The detection of circulating tumor DNA (ctDNA) during neoadjuvant therapy (NAT) may serve as an early indicator of emerging resistance and disease progression. In this study, we analyzed ctDNA from high-risk early breast cancer patients who received NAT and definitive surgery in the I-SPY 2 TRIAL (NCT01042379). We hypothesized that ctDNA can serve as a biomarker of response and survival in this setting.
ctDNA analysis was performed on 291 plasma samples from 84 high-risk stage II and III breast cancer patients randomized either to an investigational agent MK-2206, an AKT inhibitor, in combination with paclitaxel followed by doxorubicin and cyclophosphamide (AC) (n=52)—or standard-of-care (paclitaxel followed by AC) (n=32). HER2+ patients also received trastuzumab. Serial plasma was collected at pretreatment (T0), at 3 weeks after initiation of paclitaxel treatment (T1), between paclitaxel and AC regimens (T2), and after NAT prior to surgery (T3). A personalized ctDNA test was designed to detect a set of 16 patient-specific somatic variants, initially identified from whole exome sequencing of pretreatment tumor, then tested in plasma samples. Regions containing the somatic variants were amplified from cell-free DNA using specific polymerase chain reaction primers. Amplified products were subjected to ultra-deep sequencing (mean: 94,000x) to detect somatic variants. Association between ctDNA and clinicopathologic variables was assessed using Fisher’s exact test. Association of ctDNA with response and survival was analyzed using logistic and Cox regressions, respectively. The survival endpoint of the study was distant disease-free survival. The median follow-up was 4.8 years.
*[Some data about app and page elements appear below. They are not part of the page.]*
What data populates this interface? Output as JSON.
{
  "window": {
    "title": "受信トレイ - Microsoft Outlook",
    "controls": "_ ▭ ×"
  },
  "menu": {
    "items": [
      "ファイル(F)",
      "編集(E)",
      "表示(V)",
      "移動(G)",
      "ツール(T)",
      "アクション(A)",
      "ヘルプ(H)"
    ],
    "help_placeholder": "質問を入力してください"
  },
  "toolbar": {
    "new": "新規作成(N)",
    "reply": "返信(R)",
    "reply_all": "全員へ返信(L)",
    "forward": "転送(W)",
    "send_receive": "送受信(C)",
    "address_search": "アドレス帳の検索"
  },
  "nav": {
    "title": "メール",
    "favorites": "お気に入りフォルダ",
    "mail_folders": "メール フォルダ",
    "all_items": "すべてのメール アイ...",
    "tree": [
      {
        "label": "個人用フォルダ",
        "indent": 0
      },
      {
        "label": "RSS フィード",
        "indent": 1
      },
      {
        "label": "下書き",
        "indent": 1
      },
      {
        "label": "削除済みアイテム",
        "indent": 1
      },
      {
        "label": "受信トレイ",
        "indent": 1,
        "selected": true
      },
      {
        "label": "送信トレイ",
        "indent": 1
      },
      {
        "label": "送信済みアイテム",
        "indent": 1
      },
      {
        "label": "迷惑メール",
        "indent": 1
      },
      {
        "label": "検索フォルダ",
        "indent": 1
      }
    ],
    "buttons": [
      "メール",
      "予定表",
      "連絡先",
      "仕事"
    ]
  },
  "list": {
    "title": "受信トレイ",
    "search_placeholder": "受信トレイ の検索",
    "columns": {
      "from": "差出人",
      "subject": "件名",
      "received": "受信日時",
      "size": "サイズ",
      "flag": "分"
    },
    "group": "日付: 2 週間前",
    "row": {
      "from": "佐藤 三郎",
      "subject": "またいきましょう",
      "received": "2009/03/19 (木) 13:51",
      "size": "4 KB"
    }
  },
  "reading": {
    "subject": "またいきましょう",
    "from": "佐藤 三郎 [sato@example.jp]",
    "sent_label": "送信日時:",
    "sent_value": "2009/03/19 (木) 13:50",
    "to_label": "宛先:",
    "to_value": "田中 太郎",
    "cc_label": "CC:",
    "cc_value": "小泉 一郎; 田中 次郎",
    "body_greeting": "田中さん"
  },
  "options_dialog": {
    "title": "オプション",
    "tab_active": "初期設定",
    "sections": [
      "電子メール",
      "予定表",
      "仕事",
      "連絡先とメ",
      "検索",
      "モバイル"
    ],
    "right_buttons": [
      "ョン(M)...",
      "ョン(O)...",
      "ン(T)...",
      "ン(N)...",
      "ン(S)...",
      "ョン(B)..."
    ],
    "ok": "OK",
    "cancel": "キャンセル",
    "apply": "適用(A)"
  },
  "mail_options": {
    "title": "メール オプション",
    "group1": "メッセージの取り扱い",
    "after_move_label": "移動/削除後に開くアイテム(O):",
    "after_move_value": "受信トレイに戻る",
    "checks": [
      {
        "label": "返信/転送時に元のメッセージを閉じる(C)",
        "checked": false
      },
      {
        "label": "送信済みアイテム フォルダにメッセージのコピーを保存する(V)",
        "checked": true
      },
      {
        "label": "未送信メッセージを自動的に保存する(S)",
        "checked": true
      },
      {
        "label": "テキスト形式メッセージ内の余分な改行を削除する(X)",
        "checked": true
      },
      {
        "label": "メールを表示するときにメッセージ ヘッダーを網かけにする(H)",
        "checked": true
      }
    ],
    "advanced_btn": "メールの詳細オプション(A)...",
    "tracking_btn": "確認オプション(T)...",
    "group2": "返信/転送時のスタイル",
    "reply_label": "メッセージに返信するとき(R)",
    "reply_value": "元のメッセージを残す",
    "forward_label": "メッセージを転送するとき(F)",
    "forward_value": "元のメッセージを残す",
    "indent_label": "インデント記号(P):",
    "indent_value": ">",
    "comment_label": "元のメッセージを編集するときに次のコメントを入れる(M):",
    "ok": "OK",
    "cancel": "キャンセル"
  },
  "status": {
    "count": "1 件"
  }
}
At pretreatment (T0), 61 of the 84 (73%) patients had detectable ctDNA. Pretreatment (T0) ctDNA positivity and levels (mean mutant molecules per mL of plasma) were significantly associated with increased tumor burden (clinical T stage T3/T4), more aggressive tumor biology (higher Mammaprint scores) and subtype (HER2+ and Triple negative). CtDNA detection during NAT decreased over time (T0- 73%; T1- 35%; T2- 14%; T3- 9%). Of the 84 patients, 23 (27%) achieved pCR and all were ctDNA-negative after NAT (T3), while all 6 patients who had detectable ctDNA at T3 did not achieve pCR. Patients who cleared ctDNA early at T1 (n=27, 48% pCR rate) had significantly increased probability of achieving a pathologic complete response (pCR) compared to those who remained ctDNA-positive (n=29, 17% pCR rate; Odds ratio=4.33, Likelihood ratio p=0.012). Patients who were ctDNA-positive at T3 (n=6) had significantly increased risk of metastatic recurrence (HR 14.7; 95% CI 1.6-131.5) compared to those who achieved pCR and were ctDNA-negative (n=17). The risk of metastatic recurrence in patients who cleared ctDNA during NAT was not significantly different from those who were negative at T0 and remained negative by T3 (hazard ratio, HR: 2.1, 95% CI: 0.22-20.2). Interestingly, patients who were ctDNA-negative (n=37) but failed to achieve pCR had similar risk of metastatic recurrence with those who achieved pCR (HR 1.4; 95% CI 0.15-13.5).
Early clearance of ctDNA during NAT was significantly associated with increased likelihood of achieving pCR. Residual ctDNA after NAT was a significant predictor of metastatic recurrence, while clearance of ctDNA at any point during NAT was associated with improved outcomes. Taken together, personalized monitoring of ctDNA during NAT may aid in real-time assessment of treatment response and help fine-tune pCR as a surrogate endpoint of survival. Validation studies in a larger cohort are warranted.